SG45H7 power supply failure

Sun, 13 Jun 2010 15:12:57 GMT

(image)
A few weeks ago my shuttle box stopped booting. For the record, it's a one year old core2quad box with 8 gigabytes of memory and 1.5 Terabytes of hard disk. All packed in a little box that is no wider than an A4 sheet of paper.

When I hit the power button the fans would start rotating a little bit, maybe 25° and then nothing. The LEDs of the motherboards stay lit but nothing happens.

I opened the box, wiped the dust from the fans, measured the voltage and current coming out from the pins of the power supply. Both current and voltage were a bit lower than expected, but to my surprise, the box did boot again. I made sure my hourly incremental backup (rsync powered!) was doing OK, and I went back to hacking G++ as usual.

Then last Tuesday the box stopped working again. This time I removed most of the parts from the motherboard: Hard disk, DVD burner, memory sticks one by one. Each time I remove of a part, I'd try to power the box on. Still nothing.

At that point, I thought it was either the mother board or the power supply that was at fault. But how would I know? I bet it was the power supply as it was the less expensive part to replace :) So I did the "power supply paper clip test" and it appeared that the odds of the power supply unit being broken were quite high.

I figured I should probably order a more powerful power supply as the 300 Watts of the current one were probably a bit too tight for my usage.
I ordered a 500 Watts PSU (power supply unit) and got it two days later. And yes, the PSU was indeed the culprit!
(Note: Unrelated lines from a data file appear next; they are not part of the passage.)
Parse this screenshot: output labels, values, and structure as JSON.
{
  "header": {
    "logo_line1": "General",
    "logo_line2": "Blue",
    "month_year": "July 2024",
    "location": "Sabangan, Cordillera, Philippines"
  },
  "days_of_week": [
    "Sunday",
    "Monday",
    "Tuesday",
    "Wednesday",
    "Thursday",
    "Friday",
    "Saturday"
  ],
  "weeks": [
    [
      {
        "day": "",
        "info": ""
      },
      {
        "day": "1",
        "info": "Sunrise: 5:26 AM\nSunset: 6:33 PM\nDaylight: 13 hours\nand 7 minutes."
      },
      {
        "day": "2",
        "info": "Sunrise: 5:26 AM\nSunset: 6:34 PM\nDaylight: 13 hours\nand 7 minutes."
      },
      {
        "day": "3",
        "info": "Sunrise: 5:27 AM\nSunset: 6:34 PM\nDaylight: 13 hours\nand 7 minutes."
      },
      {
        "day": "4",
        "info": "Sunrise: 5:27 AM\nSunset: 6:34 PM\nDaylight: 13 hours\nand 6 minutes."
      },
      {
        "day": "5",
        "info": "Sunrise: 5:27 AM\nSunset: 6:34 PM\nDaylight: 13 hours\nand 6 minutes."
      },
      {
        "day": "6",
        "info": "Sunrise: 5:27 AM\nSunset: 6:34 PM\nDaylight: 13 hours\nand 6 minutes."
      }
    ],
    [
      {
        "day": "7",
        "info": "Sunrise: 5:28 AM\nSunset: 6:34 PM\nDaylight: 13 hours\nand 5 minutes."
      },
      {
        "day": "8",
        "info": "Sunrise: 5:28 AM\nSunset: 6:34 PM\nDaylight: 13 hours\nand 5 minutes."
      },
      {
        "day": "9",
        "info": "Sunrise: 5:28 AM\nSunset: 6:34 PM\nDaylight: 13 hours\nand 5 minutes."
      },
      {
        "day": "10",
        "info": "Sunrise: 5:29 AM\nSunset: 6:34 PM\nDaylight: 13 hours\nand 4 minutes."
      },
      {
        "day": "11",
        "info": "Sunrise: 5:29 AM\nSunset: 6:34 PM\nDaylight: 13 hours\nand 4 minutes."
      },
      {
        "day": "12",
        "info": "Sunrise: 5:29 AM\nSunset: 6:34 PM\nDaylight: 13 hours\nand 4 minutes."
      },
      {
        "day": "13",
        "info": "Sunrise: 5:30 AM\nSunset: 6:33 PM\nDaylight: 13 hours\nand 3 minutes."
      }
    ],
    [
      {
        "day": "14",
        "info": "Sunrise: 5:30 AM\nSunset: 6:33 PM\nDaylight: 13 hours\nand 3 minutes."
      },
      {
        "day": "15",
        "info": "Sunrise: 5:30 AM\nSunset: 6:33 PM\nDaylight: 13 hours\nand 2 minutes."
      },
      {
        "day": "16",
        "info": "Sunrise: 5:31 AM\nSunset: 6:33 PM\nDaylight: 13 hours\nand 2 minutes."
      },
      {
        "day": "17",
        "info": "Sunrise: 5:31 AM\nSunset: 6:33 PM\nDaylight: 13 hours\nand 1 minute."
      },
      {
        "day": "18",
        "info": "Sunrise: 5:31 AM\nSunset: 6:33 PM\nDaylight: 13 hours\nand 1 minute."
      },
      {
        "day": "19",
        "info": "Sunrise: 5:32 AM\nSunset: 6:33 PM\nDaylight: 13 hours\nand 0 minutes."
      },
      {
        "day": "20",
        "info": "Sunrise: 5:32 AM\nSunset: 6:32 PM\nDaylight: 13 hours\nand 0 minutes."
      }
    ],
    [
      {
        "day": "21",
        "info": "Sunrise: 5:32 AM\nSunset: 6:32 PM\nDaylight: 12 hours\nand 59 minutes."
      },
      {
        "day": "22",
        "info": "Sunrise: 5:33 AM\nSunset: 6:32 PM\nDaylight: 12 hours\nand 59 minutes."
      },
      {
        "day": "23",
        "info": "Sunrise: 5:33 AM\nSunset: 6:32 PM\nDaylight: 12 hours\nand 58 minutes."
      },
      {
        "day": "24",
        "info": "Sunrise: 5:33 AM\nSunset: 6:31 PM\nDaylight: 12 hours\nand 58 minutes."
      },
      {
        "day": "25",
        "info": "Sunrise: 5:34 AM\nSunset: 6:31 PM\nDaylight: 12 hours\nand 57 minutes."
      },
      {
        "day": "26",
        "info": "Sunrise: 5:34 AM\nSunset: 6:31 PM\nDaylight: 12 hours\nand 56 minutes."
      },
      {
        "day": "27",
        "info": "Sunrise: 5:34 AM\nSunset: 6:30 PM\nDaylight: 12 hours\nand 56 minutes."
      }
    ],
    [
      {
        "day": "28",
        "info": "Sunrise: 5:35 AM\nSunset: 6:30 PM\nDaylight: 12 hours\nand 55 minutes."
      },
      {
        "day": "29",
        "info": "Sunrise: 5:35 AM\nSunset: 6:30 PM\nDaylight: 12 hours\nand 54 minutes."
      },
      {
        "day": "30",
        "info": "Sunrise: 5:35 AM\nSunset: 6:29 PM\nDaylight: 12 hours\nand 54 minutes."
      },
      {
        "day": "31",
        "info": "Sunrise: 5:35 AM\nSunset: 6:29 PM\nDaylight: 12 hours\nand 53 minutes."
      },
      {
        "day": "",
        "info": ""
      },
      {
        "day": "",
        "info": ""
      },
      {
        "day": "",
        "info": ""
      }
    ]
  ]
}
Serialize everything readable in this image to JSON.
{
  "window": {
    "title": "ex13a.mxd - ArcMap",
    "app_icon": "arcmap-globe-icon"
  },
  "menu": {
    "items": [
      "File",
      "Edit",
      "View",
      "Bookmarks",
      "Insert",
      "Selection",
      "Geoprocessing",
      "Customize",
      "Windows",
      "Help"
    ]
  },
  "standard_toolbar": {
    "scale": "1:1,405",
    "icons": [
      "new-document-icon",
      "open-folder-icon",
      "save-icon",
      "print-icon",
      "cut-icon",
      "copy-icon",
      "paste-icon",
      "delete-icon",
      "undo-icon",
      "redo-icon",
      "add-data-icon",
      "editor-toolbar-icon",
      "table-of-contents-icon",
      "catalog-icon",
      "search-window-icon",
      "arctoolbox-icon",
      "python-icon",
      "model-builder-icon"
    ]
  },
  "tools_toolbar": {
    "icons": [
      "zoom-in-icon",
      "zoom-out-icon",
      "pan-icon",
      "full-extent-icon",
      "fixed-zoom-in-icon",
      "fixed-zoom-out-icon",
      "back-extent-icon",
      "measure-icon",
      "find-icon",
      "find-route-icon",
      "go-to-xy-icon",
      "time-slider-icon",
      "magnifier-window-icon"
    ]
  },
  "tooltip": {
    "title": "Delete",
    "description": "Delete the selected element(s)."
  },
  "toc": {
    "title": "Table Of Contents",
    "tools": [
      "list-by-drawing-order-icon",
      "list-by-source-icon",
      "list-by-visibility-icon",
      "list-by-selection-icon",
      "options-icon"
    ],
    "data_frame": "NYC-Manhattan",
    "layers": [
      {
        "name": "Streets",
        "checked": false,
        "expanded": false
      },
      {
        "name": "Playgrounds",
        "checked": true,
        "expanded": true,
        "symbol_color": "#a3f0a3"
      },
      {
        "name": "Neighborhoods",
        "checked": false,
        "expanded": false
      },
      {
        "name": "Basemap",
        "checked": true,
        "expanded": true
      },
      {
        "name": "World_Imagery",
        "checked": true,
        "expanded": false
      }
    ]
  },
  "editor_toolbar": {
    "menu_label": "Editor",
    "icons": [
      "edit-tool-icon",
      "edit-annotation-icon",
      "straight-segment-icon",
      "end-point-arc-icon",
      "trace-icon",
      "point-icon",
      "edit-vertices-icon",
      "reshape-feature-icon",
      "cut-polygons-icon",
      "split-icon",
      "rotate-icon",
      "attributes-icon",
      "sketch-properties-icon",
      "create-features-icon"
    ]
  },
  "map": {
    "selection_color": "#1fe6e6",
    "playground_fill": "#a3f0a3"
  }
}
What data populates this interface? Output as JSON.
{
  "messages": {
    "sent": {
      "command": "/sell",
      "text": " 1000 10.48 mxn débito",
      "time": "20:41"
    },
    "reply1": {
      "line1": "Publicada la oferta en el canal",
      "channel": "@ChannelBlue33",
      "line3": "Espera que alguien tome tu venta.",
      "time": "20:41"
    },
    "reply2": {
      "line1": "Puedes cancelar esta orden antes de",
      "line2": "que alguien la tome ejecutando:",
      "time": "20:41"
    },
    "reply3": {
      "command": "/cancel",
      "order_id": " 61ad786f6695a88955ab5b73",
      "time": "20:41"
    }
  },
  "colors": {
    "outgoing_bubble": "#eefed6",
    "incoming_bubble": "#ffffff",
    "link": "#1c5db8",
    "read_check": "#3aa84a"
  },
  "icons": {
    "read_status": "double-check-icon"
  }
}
Let's see how long is this new PSU going to serve.



Nemiver 0.7.2

Sat, 12 Sep 2009 22:08:43 GMT

Nemiver 0.7.2 is out. It is a bugfix, minor feature and translation update release.

NEWS | tarball | Fedora Packages



Nemiver 0.7.1

Sat, 1 Aug 2009 13:07:22 GMT

The first bugfix release of the Nemiver 0.7.x series is out.

This version addresses various nits here and there, takes care of some low level details to make sure Nemiver works well with the Archer branch of GDB and contains some updated translations.

News file and tarball are available from the usual places.

Thanks to the continuous good work of my fellows distro packagers, the binaries should appear on a mirror near you in a couple of days.

For what it is worth, Fedora 10, 11, and Rawhide packages are available for the impatients.

Happy hacking.



Maker's schedule, Manager's Schedule

Thu, 30 Jul 2009 09:09:02 GMT

I stumbled accross this gem from the always excellent Paul Graham.
It's a nice model to grasp how programmers and managers use their time differently. I guess we all felt this intuitively, but it takes a Paul Graham to express it clearly. A must read.